Writing Tips and Prompts

Cathy presents Innocence abroad: you can’t publish an omelette without breaking a few probabilities posted at Write a Novel in 10 Minutes Flat.

Roz Morris presents How to add jeopardy to your story before the main conflict starts posted at Nail Your Novel.

Nancy Parker presents 5 Tips for Developing Supporting Characters posted at The Other Side of the Story.

Vikki presents Editing A Novel – Tips From Della Galton posted at The View Outside.

Chrys Fey presents Review Your Story; The Finale is Coming posted at Write with Fey.

Podcasts

This week’s podcast at Writing Excuses is another Microcasting episode where the cast takes listener questions.

Visual Arts

Katie presents Sawdust Art Festival posted at The Golden Fox Girl

Journal Writing

Quinn presents What Else Do I Write in My Journal? posted at QuinnCreative.

The Business of Creativity

Gabriela Pereira presents Prompt: Make an Editorial Calendar for Your Blog posted at DIY MFA.

Jeff Goins presents What You Write About Doesn’t Matter as Much as You Think posted at Jeff Goins Writer.

John Scalzi presents Writer or Spambot? posted at Whatever.

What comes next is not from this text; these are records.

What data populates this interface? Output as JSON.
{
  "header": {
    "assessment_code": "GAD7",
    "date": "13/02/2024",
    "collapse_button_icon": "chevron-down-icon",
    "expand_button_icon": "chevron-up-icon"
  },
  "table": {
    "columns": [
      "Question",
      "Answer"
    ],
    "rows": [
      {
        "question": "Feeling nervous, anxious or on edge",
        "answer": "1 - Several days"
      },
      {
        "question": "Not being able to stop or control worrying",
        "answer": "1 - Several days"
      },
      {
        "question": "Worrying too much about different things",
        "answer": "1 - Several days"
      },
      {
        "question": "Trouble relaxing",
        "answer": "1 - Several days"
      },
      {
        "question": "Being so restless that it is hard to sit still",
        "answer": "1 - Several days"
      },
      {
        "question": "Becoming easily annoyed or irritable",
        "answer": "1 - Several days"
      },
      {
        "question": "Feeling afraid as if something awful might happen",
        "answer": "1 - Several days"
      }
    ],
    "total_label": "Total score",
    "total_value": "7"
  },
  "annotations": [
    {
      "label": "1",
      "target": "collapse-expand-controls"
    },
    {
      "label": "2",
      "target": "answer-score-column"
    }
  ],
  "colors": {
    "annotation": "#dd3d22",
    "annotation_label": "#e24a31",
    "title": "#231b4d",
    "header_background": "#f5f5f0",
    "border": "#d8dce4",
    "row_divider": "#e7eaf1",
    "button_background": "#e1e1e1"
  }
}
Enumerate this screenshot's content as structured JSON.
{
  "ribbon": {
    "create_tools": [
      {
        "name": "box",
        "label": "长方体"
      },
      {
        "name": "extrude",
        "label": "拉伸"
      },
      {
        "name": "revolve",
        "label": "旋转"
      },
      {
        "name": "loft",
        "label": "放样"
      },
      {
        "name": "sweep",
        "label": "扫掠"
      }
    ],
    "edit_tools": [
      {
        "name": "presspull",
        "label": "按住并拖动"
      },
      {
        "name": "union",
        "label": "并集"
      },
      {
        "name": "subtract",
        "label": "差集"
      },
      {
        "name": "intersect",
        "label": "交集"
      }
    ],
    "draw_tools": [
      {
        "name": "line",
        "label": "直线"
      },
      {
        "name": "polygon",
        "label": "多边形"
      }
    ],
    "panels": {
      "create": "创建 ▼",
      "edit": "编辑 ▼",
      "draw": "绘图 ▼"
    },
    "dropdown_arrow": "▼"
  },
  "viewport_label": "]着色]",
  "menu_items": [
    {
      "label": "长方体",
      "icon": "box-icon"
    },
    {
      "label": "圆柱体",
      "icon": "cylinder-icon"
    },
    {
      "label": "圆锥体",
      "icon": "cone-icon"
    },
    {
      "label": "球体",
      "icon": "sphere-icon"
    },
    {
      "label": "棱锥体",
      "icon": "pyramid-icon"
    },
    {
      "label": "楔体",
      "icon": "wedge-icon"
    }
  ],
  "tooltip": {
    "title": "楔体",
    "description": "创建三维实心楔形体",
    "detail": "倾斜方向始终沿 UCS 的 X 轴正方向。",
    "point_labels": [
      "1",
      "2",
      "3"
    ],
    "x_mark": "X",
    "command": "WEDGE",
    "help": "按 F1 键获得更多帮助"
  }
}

That’s all for this week. Be sure to submit your article for next week’s Carnival of Creativity by Friday at midnight!